Once your dog has learned how to handle being in a public environment and how to behave, he can then be introduced slowly to other dogs and allowed to make other canine friends by allowing them to smell and greet each other (this is best done with both dogs on leashes so that you can quickly pull them back if one or the other becomes aggressive or displays dominant behavior. You may know the behavior and temperament of your own dog, but you might not necessarily know that of the other dog).
Be sure that your dog and any other that he comes into contact with are current on all vaccines, including Rabies, Bordetella (for kennel cough. note –(Keep in mind that, like the flu virus for humans, the vaccine is designed to prevent against the most common strain, of which there many.) and all DHLPP shots. This will minimize his and other dogs health risks if one or both becomes sick. Remember that, just like people, a dog’s personality comes in all varieties, some dogs may never be able to get along together because and they just aren’t compatible with others. If the first few tries are unsuccessful, take heart, it doesn’t mean the end of the road. Keep trying until a match is found that gets along well together.
Not giving a dog the opportunity to play and interact with other dogs is like having a child and not allowing them to play with other children. This can create behavior problems later in life as they have never been given the opportunity to develop social skills.

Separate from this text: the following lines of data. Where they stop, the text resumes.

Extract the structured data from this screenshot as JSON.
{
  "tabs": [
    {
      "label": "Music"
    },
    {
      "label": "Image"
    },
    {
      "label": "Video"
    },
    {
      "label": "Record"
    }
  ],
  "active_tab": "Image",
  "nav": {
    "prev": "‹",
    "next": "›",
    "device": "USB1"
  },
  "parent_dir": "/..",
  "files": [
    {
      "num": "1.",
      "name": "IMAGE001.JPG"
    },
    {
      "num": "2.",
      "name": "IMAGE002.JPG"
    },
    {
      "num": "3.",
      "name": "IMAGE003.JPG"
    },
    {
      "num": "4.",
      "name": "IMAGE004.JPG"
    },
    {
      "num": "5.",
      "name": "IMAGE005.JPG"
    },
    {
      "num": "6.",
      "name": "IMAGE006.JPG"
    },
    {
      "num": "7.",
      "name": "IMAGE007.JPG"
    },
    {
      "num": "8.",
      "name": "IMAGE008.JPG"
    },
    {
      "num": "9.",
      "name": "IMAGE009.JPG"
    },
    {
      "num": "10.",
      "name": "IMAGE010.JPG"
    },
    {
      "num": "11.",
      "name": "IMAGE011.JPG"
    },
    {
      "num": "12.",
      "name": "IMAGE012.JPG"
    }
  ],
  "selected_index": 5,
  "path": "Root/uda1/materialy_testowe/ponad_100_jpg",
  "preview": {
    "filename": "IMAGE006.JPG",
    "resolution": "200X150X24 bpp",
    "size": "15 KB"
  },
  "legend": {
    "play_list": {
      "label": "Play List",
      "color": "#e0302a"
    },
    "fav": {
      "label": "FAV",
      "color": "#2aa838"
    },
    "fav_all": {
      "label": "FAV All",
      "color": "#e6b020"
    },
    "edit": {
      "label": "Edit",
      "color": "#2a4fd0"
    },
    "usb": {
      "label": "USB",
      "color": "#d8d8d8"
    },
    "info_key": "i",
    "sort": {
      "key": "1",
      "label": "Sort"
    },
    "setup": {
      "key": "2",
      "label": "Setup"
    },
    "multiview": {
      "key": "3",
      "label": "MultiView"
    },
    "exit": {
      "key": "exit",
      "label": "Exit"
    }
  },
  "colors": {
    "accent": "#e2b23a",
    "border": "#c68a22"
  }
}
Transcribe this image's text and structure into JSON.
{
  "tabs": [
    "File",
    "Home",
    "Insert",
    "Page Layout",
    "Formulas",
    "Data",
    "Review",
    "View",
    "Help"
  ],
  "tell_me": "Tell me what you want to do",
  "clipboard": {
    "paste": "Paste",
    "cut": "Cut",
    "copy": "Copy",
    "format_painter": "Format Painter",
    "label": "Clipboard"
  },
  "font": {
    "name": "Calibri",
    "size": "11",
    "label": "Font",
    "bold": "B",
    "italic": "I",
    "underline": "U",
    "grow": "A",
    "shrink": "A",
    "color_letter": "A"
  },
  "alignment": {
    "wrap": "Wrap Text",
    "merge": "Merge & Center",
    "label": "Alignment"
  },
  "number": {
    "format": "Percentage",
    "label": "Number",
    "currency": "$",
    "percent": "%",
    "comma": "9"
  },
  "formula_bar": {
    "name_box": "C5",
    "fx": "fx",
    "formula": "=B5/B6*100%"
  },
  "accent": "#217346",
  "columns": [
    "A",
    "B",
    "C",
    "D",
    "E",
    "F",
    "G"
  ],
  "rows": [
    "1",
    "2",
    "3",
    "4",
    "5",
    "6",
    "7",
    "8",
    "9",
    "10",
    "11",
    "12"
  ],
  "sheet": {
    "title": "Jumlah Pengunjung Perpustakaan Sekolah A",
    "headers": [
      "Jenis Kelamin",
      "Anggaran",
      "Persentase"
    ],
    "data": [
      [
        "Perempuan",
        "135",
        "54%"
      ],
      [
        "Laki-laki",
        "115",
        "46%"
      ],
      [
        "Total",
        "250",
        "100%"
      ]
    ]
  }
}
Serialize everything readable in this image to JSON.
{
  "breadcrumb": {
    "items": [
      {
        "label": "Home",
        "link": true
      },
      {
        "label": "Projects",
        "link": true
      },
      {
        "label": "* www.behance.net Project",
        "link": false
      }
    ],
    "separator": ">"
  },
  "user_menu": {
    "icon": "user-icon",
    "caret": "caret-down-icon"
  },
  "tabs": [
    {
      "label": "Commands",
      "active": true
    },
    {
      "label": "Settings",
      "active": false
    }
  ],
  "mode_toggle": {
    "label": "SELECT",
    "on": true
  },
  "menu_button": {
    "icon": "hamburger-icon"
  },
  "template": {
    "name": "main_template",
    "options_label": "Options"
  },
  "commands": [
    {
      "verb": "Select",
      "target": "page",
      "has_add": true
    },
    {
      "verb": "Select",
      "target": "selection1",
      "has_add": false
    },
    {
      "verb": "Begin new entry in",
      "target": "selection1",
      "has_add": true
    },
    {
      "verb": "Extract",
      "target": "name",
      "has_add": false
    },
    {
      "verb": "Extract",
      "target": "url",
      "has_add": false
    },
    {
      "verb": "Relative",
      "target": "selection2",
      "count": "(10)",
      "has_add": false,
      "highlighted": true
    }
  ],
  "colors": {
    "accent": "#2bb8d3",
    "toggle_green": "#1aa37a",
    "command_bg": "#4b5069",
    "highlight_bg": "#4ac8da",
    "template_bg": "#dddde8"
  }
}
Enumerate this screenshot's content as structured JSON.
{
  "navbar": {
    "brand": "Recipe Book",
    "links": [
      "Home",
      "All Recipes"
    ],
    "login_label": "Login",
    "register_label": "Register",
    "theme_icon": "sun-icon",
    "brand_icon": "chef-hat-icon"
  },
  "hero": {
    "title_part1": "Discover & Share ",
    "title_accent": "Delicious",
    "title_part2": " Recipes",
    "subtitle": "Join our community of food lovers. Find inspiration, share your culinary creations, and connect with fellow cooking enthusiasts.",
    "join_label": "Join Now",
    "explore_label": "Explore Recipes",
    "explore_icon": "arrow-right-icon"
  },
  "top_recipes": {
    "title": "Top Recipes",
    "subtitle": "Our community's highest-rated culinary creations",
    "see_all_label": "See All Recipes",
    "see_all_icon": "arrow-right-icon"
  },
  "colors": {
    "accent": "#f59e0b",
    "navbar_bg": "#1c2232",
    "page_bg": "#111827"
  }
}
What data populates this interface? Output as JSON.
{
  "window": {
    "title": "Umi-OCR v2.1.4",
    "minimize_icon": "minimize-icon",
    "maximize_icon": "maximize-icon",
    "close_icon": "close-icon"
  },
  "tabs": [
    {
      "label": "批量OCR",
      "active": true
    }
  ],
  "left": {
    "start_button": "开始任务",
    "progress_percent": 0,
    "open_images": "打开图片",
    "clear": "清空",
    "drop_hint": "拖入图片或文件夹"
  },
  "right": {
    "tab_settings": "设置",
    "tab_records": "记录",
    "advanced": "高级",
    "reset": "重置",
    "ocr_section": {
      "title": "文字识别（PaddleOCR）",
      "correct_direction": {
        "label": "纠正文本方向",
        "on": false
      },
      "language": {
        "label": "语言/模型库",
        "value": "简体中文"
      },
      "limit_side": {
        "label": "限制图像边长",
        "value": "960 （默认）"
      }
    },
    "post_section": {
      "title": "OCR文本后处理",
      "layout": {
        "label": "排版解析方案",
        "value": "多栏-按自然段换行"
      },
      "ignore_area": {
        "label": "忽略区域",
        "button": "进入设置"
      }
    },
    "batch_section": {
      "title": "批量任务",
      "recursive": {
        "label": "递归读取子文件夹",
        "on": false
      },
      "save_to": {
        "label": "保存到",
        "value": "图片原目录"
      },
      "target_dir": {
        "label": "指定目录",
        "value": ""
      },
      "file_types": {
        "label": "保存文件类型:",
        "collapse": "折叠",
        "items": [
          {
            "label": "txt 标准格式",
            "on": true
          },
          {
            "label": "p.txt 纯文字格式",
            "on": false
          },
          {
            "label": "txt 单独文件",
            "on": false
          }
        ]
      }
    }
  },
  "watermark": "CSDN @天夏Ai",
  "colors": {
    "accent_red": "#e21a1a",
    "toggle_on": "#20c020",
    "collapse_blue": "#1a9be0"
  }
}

There are some dogs that just can’t figure out how to socialize and play with others and in this case, they may do best by themselves. You can assist this type of dog and encourage him to play and interact by getting involved in the play yourself. Silly though it may sound, I’ve gotten it to work. One way to assist the shy or fearful dog is through daycare, again, this is not foolproof and some dogs just cannot seem to develop social skills, but at least you would have attempted and hopefully brought him out of his shell. Ideally to be able to take your dog to dog parks and watch them play, socialize and make new friends of their own kind would be great.
They can wear each other out so that you won’t have a hyper or destructive dog on your hands when you get home or if you ever have to leave them home alone. There are young dogs of certain breeds that can mingle comfortably with plenty of others with no problem, but not all dogs are capable of such sociability. When dogs hit maturity, some are no longer comfortable mingling with unfamiliar dogs. Dogs use body language for communicating. Being taken from their mothers early, dogs are left to learn these skills from us humans, unfortunately we don’t communicate in the same ways, which leaves them to figure it out on their own, making it more difficult for them to learn. This is why we need to use caution in allowing our dogs to greet a new potential playmate or friend. The younger the dog the more friendly and pliable he is.
Close supervision will always be needed when he is learning to form new relationships with other dogs. A good parent would initially keep close watch on their young children as they meet new friends for the first time and observe the situation, monitoring closely for problems so that they could intervene when they sense a problem. Imagine being a mom or dad who is looking out for your kids while gradually loosening the leash of freedom. If your dog is being picked on or seems uncomfortable, you may need to come to his rescue. If he’s behaving badly toward others, you may need to remove him from the situation or use a brief “time out” if corrective action doesn’t work. When a puppy is scared to be around others, it shouldn’t be forced, however repeated attempts may bring success as we’ve learned from experience.
A dog that gets too excited and overwhelms others may need to be pulled aside for a brief period, in order to calm down. When playing, some dogs may appear to be fighting and it can often be difficult to interpret. Conflicting misunderstanding may lead to fights if close watch is not kept to keep both dogs in check. Some breeds tend to use growling in their play and others will full on wrestle while some just like to play chasing games and barking can also be a part of play. Crashing and running into each other is a means of play for some while other dogs don’t quite know what to make of it and may feel uncomfortable or threatened by this. Some will use greetings that others may find overwhelming or uncomfortable or even intimidating and threatening, like rushing to greet others and jumping, climbing and licking others, barking at them, or they may exhibit complete fear.
Mounting and other displays of dominance like holding his head above another dog’s head or biting the back of the other dog’s neck are undesirable behaviors and acts of power play and should be corrected immediately. On the flip side, some may show submissiveness in greeting such as lying down or rolling onto their back to show the other dog that they aren’t a threat. So many different temperaments in each individual dog, is why allowing our dogs to simply charge out and greet others may in fact be dangerous to one or both dogs, and why a slow cautious approach is best.